The clothing slotted for export is bundled into bales that can range from 100 to 1,000 pounds. These bales are bought by overseas secondhand market vendors to be sold again to their countries’ shoppers. A majority of these bales end up in the Global South, mainly Africa. Due to the nature of the bales, only a small percentage of what is in those bundles is valuable to the overseas entrepreneurs. Keep in mind that these are already our castoffs of unwanted, donated clothing that didn't sell. Clothes in the bales can be sold as is or deconstructed and used for fabrics. But the majority of the bale is unusable, seemingly reaching the end of the line. Thus, much of it is landfilled or burned in that country. Millions and millions of pounds of secondhand clothes are piled up in Chile’s Atacama Desert, on the beaches of Ghana, and around the world because of this practice.
Not only is this clearly problematic for the environment given the sheer size of the waste in landfills, it’s also not necessarily a fruitful business model for the recipient country’s entrepreneurs and economy.
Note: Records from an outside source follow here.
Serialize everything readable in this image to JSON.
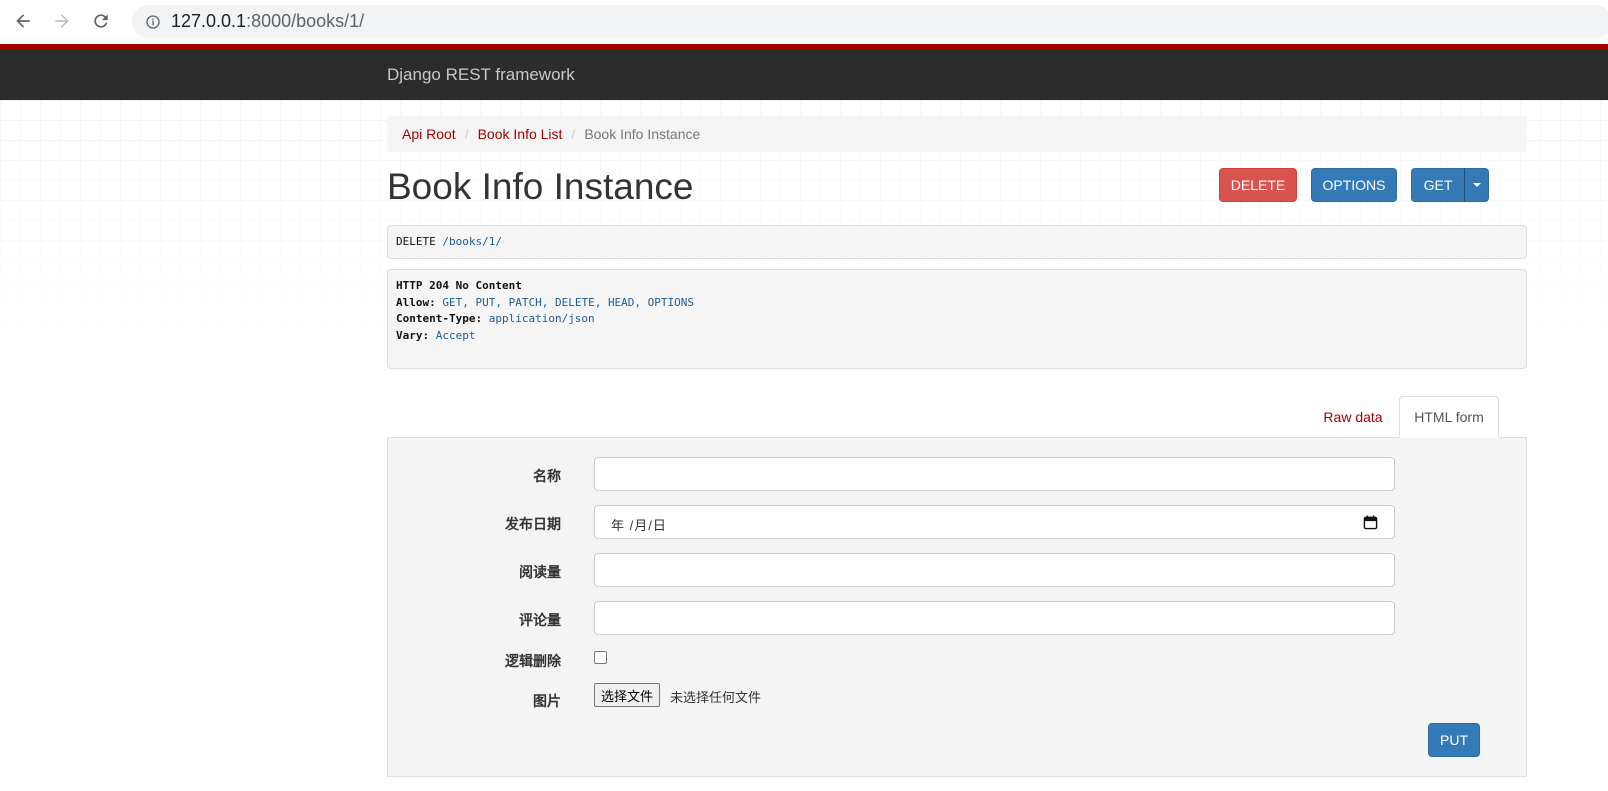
{
  "browser": {
    "url_host": "127.0.0.1",
    "url_rest": ":8000/books/1/"
  },
  "navbar": {
    "brand": "Django REST framework"
  },
  "breadcrumb": {
    "items": [
      {
        "label": "Api Root"
      },
      {
        "label": "Book Info List"
      }
    ],
    "separator": "/",
    "active": "Book Info Instance"
  },
  "page": {
    "title": "Book Info Instance"
  },
  "actions": {
    "delete_label": "DELETE",
    "options_label": "OPTIONS",
    "get_label": "GET"
  },
  "request": {
    "method": "DELETE",
    "path_prefix": "/books/",
    "path_id": "1",
    "path_suffix": "/"
  },
  "response": {
    "status_line": "HTTP 204 No Content",
    "headers": [
      {
        "key": "Allow:",
        "value": "GET, PUT, PATCH, DELETE, HEAD, OPTIONS"
      },
      {
        "key": "Content-Type:",
        "value": "application/json"
      },
      {
        "key": "Vary:",
        "value": "Accept"
      }
    ]
  },
  "tabs": {
    "raw_data": "Raw data",
    "html_form": "HTML form"
  },
  "form": {
    "fields": {
      "name": {
        "label": "名称",
        "value": ""
      },
      "pub_date": {
        "label": "发布日期",
        "display": "年 /月/日"
      },
      "read_count": {
        "label": "阅读量",
        "value": ""
      },
      "comment_count": {
        "label": "评论量",
        "value": ""
      },
      "is_delete": {
        "label": "逻辑删除",
        "checked": false
      },
      "image": {
        "label": "图片",
        "button": "选择文件",
        "status": "未选择任何文件"
      }
    },
    "submit_label": "PUT"
  },
  "colors": {
    "brand_red": "#a30000",
    "navbar_bg": "#2c2c2c",
    "danger": "#d9534f",
    "primary": "#337ab7"
  }
}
While these overseas entrepreneurs are leveraging what they can with the secondhand clothing markets and truly embodying circularity with how they creatively make the most of our waste, many of them have to go into debt to participate in it, struggle to make a profit, and express distaste for having to serve as our dumping grounds. Plus, secondhand bales have undermined the local textile economy, causing them to have to drive down their prices, making it impossible to compete and keep up. This system is unjust, causing both an environmental and an economic burden. This is known as waste colonialism.
The moral of the story? The burden of our waste in the Global North is intentionally and adversely transferred to those in the Global South and harms their homes, health, and economies. It’s definitely not the feel-good picture of our donated goods going to a new family in our own community.
Wait, So What Should I Do With My Clothes?
As we learned, donating your unwanted clothes probably shouldn’t be your first choice. But we won’t leave you hanging without some ideas of what to do instead. You want to rehome your pieces where you know they can actually get a good second life. Here are some ideas:
Gift to friends & family
Take them to a clothing swap
Sell them yourself
Recycle responsibly (most recycling centers export their clothes to the secondhand markets, too)
Donate strategically to cause-based charities that clearly define what they need
Overall, the best thing you can do is only add clothes to your wardrobe that you truly love and won’t want to get rid of down the line. Of course, it’s inevitable that we will all have clothes to pass on at some point. Be intentional to care for your clothes and responsibly rehome them when the time comes.